3.3 History

The standard of teaching and learning in History at all class levels is very good. Class work is informed by a carefully prepared school plan which in turn accurately reflects the principles of the curriculum. All teachers display a high degree of creativity in the presentation of well-structured lessons and ensure that pupils participate in a very meaningful manner. Very good emphasis is placed on local history, time lines are used effectively while the careful employment of group-work is frequently an attractive feature of the overall process. In this regard historical and investigative skills are fruitfully honed. Cross-curricular project work is purposefully promoted with the assistance of Information and Communication Technology. The promotion of community involvement as well as significant contributions from external experts in the teaching and learning of History greatly enhance the children’s experience in this aspect of curriculum.
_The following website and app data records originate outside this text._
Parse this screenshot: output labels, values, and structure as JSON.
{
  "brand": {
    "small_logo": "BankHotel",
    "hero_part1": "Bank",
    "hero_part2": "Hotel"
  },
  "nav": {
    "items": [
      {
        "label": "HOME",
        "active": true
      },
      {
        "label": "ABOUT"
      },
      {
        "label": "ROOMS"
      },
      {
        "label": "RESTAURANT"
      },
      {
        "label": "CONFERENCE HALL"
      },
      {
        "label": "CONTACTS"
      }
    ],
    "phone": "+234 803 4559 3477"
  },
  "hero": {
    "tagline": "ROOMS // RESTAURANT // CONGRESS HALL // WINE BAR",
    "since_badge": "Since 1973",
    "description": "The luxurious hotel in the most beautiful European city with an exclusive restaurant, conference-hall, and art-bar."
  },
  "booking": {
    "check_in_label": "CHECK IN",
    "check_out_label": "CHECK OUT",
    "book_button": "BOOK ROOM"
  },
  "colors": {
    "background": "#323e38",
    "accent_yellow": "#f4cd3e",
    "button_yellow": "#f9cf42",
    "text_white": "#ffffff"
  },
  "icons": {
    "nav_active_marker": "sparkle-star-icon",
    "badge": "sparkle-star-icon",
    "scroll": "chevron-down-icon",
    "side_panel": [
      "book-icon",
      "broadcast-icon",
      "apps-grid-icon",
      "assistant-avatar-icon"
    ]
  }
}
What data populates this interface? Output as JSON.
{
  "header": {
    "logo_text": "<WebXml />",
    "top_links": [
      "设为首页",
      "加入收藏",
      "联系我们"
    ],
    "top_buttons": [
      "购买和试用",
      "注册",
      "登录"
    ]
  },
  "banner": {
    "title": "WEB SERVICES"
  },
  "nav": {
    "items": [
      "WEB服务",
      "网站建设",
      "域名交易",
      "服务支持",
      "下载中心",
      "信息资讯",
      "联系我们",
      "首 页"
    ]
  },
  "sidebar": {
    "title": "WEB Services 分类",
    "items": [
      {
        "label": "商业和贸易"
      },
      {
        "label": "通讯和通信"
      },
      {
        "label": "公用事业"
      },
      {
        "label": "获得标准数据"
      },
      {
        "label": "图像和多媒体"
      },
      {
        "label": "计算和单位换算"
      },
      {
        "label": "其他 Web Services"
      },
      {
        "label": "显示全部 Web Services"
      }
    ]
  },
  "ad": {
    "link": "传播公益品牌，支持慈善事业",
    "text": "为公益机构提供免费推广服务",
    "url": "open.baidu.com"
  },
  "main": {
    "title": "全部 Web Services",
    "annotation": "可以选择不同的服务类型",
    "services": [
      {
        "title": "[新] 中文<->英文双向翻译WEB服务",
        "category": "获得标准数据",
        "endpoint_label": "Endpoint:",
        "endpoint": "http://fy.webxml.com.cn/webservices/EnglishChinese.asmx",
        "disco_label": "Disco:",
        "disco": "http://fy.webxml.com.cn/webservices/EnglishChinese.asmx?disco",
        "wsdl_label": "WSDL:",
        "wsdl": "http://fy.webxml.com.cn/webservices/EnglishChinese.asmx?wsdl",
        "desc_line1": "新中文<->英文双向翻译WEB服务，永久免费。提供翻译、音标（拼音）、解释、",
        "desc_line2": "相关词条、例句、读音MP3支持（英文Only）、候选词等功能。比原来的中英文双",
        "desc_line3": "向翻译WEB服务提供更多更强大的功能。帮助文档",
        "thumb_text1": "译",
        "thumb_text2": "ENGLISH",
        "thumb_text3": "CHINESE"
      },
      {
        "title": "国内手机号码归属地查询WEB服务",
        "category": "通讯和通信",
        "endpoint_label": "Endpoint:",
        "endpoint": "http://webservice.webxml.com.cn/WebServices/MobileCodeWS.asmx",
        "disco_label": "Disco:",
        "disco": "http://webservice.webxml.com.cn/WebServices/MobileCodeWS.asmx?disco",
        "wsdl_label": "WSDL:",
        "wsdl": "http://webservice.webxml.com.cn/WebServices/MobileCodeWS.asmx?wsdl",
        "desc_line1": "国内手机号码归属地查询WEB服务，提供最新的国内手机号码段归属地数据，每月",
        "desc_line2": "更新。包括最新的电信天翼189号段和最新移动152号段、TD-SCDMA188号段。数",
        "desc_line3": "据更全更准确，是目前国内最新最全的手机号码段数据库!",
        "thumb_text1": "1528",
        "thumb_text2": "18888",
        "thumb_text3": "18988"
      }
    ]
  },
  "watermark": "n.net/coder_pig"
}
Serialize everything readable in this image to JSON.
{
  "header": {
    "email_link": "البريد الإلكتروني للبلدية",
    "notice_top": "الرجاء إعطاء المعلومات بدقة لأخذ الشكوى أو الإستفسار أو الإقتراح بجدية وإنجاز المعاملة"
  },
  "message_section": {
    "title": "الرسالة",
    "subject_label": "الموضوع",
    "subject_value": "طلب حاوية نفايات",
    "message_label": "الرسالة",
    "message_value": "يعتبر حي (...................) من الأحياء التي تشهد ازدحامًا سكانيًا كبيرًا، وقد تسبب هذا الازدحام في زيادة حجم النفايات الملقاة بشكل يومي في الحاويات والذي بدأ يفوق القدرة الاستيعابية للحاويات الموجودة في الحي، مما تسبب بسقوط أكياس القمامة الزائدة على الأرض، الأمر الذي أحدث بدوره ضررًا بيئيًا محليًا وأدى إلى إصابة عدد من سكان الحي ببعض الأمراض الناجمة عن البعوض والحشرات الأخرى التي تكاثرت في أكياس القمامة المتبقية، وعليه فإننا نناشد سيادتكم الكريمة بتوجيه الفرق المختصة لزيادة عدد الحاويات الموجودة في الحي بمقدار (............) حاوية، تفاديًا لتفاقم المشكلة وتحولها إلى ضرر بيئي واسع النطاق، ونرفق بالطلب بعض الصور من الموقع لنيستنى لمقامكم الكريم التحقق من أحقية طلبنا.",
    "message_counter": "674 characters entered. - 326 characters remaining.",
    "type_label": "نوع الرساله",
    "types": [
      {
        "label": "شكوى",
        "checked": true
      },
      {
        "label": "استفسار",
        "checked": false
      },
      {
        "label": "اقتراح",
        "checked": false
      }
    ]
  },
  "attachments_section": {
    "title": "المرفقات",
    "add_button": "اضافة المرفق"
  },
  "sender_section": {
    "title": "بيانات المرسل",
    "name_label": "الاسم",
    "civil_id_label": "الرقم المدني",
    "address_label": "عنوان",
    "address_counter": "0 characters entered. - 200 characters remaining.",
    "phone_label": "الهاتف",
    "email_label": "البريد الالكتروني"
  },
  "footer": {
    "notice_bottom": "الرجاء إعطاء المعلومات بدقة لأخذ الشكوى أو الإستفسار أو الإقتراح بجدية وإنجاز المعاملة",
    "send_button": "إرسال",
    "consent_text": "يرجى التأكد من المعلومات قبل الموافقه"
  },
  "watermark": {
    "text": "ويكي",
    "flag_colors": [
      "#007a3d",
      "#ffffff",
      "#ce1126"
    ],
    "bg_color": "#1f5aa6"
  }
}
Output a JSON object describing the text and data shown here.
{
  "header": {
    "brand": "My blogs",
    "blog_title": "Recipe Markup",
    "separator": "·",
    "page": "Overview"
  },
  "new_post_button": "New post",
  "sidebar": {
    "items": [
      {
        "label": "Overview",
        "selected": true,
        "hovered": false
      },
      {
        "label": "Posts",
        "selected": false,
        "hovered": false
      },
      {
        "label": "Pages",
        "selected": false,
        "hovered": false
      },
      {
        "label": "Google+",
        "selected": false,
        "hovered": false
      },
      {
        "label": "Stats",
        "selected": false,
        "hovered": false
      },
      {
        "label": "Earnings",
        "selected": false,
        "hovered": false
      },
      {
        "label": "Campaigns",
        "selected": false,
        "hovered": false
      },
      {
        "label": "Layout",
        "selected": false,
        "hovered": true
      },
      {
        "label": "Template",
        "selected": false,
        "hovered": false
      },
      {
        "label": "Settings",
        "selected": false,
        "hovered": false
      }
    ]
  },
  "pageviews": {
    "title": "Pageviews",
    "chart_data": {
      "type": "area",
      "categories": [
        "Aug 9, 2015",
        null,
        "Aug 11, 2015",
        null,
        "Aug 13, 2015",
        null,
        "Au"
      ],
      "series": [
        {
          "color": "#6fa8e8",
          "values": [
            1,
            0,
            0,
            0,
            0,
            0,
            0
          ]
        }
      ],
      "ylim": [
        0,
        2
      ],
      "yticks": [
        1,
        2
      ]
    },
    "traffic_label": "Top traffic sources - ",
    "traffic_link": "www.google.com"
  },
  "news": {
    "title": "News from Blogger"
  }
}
The staff are commended for ensuring a judicious blend of text book material with a wide variety of other materials. This approach allows for high quality discussion which is both challenging and thought provoking. Pupil work is recorded and monitored with great care.

  

3.4 Assessment

Assessment practices in SN Mhaoilíosa are very well developed. An attractive range of strategies is used by the teachers to evaluate and inform the learning and teaching process. These strategies include the monitoring of pupils’ written work, folders and project work, regular teacher-designed tests, miscue analysis and check lists. Pupils’ progress is also assessed through the use of diagnostic and standardised tests. The Middle Infant Screening Test (MIST) identifies early literacy difficulties and careful analysis of the results leads to appropriate intervention. The Micra-T and Sigma-T standardised tests are administered annually and the results of these tests are suitably analysed. Teacher collaboration in this area ensures the implementation of highly effective assessment practices throughout the school.

 

 

4.     Quality of support for pupils

 

4.1 Pupils with special educational needs

The principal assumes overall responsibility for the implementation of policy in special needs education. This policy clearly outlines roles, responsibilities and procedures established for the identification and selection of pupils for supplementary teaching and the implementation of early intervention programmes. Provision for pupils with special needs is undertaken by two Learning Support / Resource Teachers (one full-time and one shared) who support pupils with low incidence and high incidence disabilities. Two special needs assistants are appropriately deployed and work diligently under the direction of class teachers. Support for pupils in literacy and numeracy is delivered through a combination of withdrawal of pupils and a collaborative teaching model. The teachers’ quality of preparation is exemplary.

 

4.2 Other supports for pupils: disadvantaged, minority and other groups

Should educational disadvantage present among any pupils, the principal and staff deal with such matters in a caring and sensitive manner.

 

 

5.     Conclusion

 

The school has strengths in the following areas:

 

 

 

 

The following key recommendations are made in order to further improve the quality of education provided by the school:

 

 

 

Post-evaluation meetings were held with the staff and the board of management where the draft findings and recommendations of the evaluation were presented and discussed.

 

 

 

 

Published, June 2010